AU - Alafuzoff, Irina

AU - Hillered, Lars

AU - Lannfelt, Lars

AU - Ingelsson, Martin

AU - Marklund, Niklas

PY - 2018/7

Y1 - 2018/7

N2 - Deposition of amyloid-β (Aβ) is central to Alzheimer's disease (AD) pathogenesis and associated with progressive neurodegeneration in traumatic brain injury (TBI). We analyzed predisposing factors for Aβ deposition including monomeric Aβ40, Aβ42 and Aβ oligomers/protofibrils, Aβ species with pronounced neurotoxic properties, following human TBI. Highly selective ELISAs were used to analyze N-terminally intact and truncated Aβ40 and Aβ42, as well as Aβ oligomers/protofibrils, in human brain tissue, surgically resected from severe TBI patients (n=12; mean age 49.5±19 years) due to life-threatening brain swelling/hemorrhage within one week post-injury. The TBI tissues were compared to post-mortem AD brains (n=5), to post-mortem tissue of neurologically intact (NI) subjects (n=4) and to cortical biopsies obtained at surgery for idiopathic normal pressure hydrocephalus patients (iNPH; n=4). The levels of Aβ40 and Aβ42 were not elevated by TBI. The levels of Aβ oligomers/protofibrils in TBI were similar to those in the significantly older AD patients and increased compared to NI and iNPH controls (P<0.05). Moreover, TBI patients carrying the AD risk genotype Apolipoprotein E epsilon3/4 (APOE ε3/4; n=4) had increased levels of Aβ oligomers/protofibrils (P<0.05) and of both N-terminally intact and truncated Aβ42 (P<0.05) compared to APOE ε3/4-negative TBI patients (n=8). Neuropathological analysis showed insoluble Aβ aggregates (commonly referred to as Aβ plaques) in three TBI patients, all of whom were APOE ε3/4 carriers. We conclude that soluble intermediary Aβ aggregates form rapidly after TBI, especially among APOE ε3/4 carriers. Further research is needed to determine whether these aggregates aggravate the clinical short- and long-term outcome in TBI.

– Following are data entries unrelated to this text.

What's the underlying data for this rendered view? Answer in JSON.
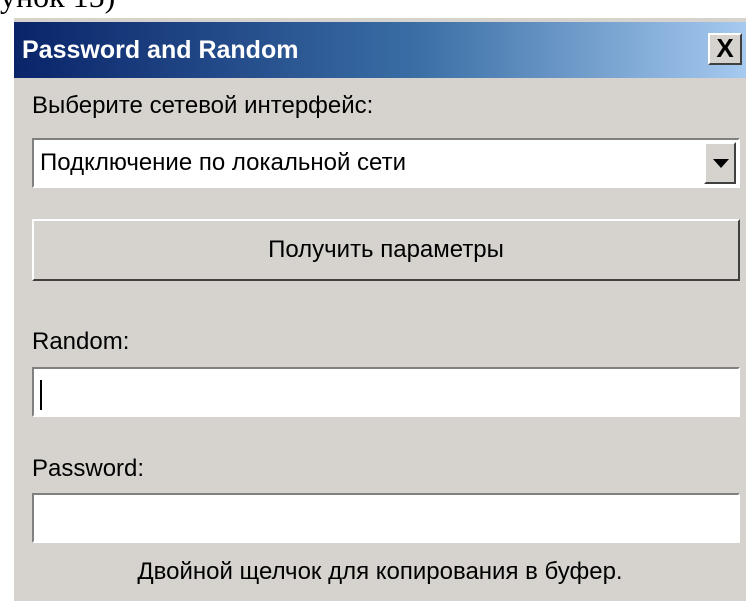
{
  "page_fragment": "унок 15)",
  "window": {
    "title": "Password and Random",
    "close_label": "X"
  },
  "interface": {
    "label": "Выберите сетевой интерфейс:",
    "selected": "Подключение по локальной сети"
  },
  "get_params_button": "Получить параметры",
  "random": {
    "label": "Random:",
    "value": ""
  },
  "password": {
    "label": "Password:",
    "value": ""
  },
  "hint": "Двойной щелчок для копирования в буфер.",
  "colors": {
    "dialog_bg": "#d6d3ce",
    "titlebar_start": "#0a246a",
    "titlebar_end": "#a6caf0"
  }
}
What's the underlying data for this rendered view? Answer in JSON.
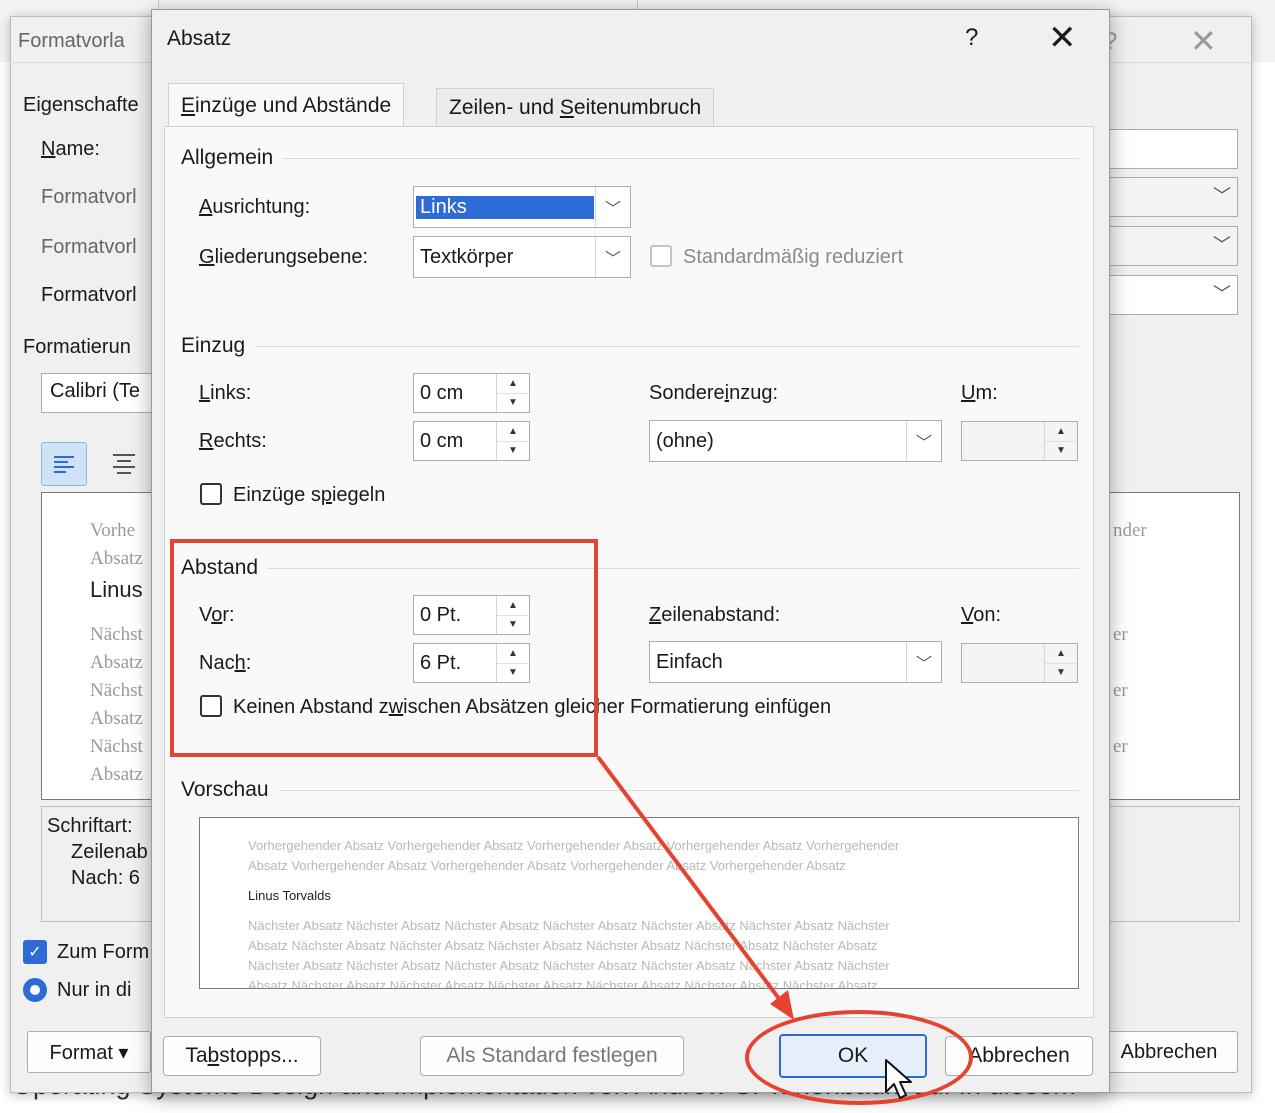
{
  "doc": {
    "bottom_text": "Operating Systems Design and Implementation von Andrew S. Tanenbaum zu. In diesem"
  },
  "back": {
    "title": "Formatvorla",
    "help": "?",
    "close": "✕",
    "properties": "Eigenschafte",
    "name_label": "Name:",
    "type_label": "Formatvorl",
    "based_label": "Formatvorl",
    "next_label": "Formatvorl",
    "formatting": "Formatierun",
    "font": "Calibri (Te",
    "preview_lines": [
      "Vorhe",
      "Absatz",
      "Linus",
      "Nächst",
      "Absatz",
      "Nächst",
      "Absatz",
      "Nächst",
      "Absatz"
    ],
    "preview_right": [
      "nder",
      "er",
      "er",
      "er"
    ],
    "desc_1": "Schriftart:",
    "desc_2": "Zeilenab",
    "desc_3": "Nach:  6",
    "add_to_gallery": "Zum Form",
    "only_in_doc": "Nur in di",
    "format_button": "Format ▾",
    "cancel_button": "Abbrechen"
  },
  "dialog": {
    "title": "Absatz",
    "help": "?",
    "close": "✕",
    "tabs": [
      "Einzüge und Abstände",
      "Zeilen- und Seitenumbruch"
    ],
    "general": {
      "heading": "Allgemein",
      "alignment_label": "Ausrichtung:",
      "alignment_value": "Links",
      "outline_label": "Gliederungsebene:",
      "outline_value": "Textkörper",
      "collapsed_label": "Standardmäßig reduziert"
    },
    "indent": {
      "heading": "Einzug",
      "left_label": "Links:",
      "left_value": "0 cm",
      "right_label": "Rechts:",
      "right_value": "0 cm",
      "special_label": "Sondereinzug:",
      "special_value": "(ohne)",
      "by_label": "Um:",
      "by_value": "",
      "mirror_label": "Einzüge spiegeln"
    },
    "spacing": {
      "heading": "Abstand",
      "before_label": "Vor:",
      "before_value": "0 Pt.",
      "after_label": "Nach:",
      "after_value": "6 Pt.",
      "line_label": "Zeilenabstand:",
      "line_value": "Einfach",
      "at_label": "Von:",
      "at_value": "",
      "no_space_label": "Keinen Abstand zwischen Absätzen gleicher Formatierung einfügen"
    },
    "preview": {
      "heading": "Vorschau",
      "prev_lines": [
        "Vorhergehender Absatz Vorhergehender Absatz Vorhergehender Absatz Vorhergehender Absatz Vorhergehender",
        "Absatz Vorhergehender Absatz Vorhergehender Absatz Vorhergehender Absatz Vorhergehender Absatz"
      ],
      "current": "Linus Torvalds",
      "next_lines": [
        "Nächster Absatz Nächster Absatz Nächster Absatz Nächster Absatz Nächster Absatz Nächster Absatz Nächster",
        "Absatz Nächster Absatz Nächster Absatz Nächster Absatz Nächster Absatz Nächster Absatz Nächster Absatz",
        "Nächster Absatz Nächster Absatz Nächster Absatz Nächster Absatz Nächster Absatz Nächster Absatz Nächster",
        "Absatz Nächster Absatz Nächster Absatz Nächster Absatz Nächster Absatz Nächster Absatz Nächster Absatz"
      ]
    },
    "buttons": {
      "tabs": "Tabstopps...",
      "set_default": "Als Standard festlegen",
      "ok": "OK",
      "cancel": "Abbrechen"
    }
  },
  "annotation": {
    "color": "#e5432f"
  },
  "colors": {
    "accent": "#2f6bd6",
    "checkbox_checked": "#2f6bd6"
  }
}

AB - Deposition of amyloid-β (Aβ) is central to Alzheimer's disease (AD) pathogenesis and associated with progressive neurodegeneration in traumatic brain injury (TBI). We analyzed predisposing factors for Aβ deposition including monomeric Aβ40, Aβ42 and Aβ oligomers/protofibrils, Aβ species with pronounced neurotoxic properties, following human TBI. Highly selective ELISAs were used to analyze N-terminally intact and truncated Aβ40 and Aβ42, as well as Aβ oligomers/protofibrils, in human brain tissue, surgically resected from severe TBI patients (n=12; mean age 49.5±19 years) due to life-threatening brain swelling/hemorrhage within one week post-injury. The TBI tissues were compared to post-mortem AD brains (n=5), to post-mortem tissue of neurologically intact (NI) subjects (n=4) and to cortical biopsies obtained at surgery for idiopathic normal pressure hydrocephalus patients (iNPH; n=4). The levels of Aβ40 and Aβ42 were not elevated by TBI. The levels of Aβ oligomers/protofibrils in TBI were similar to those in the significantly older AD patients and increased compared to NI and iNPH controls (P<0.05). Moreover, TBI patients carrying the AD risk genotype Apolipoprotein E epsilon3/4 (APOE ε3/4; n=4) had increased levels of Aβ oligomers/protofibrils (P<0.05) and of both N-terminally intact and truncated Aβ42 (P<0.05) compared to APOE ε3/4-negative TBI patients (n=8). Neuropathological analysis showed insoluble Aβ aggregates (commonly referred to as Aβ plaques) in three TBI patients, all of whom were APOE ε3/4 carriers. We conclude that soluble intermediary Aβ aggregates form rapidly after TBI, especially among APOE ε3/4 carriers. Further research is needed to determine whether these aggregates aggravate the clinical short- and long-term outcome in TBI.

KW - Alzheimer's disease

KW - Amyloid β oligomers

KW - Amyloid-β

KW - Traumatic brain injury

UR - http://www.scopus.com/inward/record.url?scp=85020546043&partnerID=8YFLogxK

U2 - 10.1111/bpa.12532

DO - 10.1111/bpa.12532

M3 - Article

VL - 28

SP - 451

EP - 462

JO - Brain Pathology

T2 - Brain Pathology

JF - Brain Pathology

SN - 1750-3639

IS - 4

ER -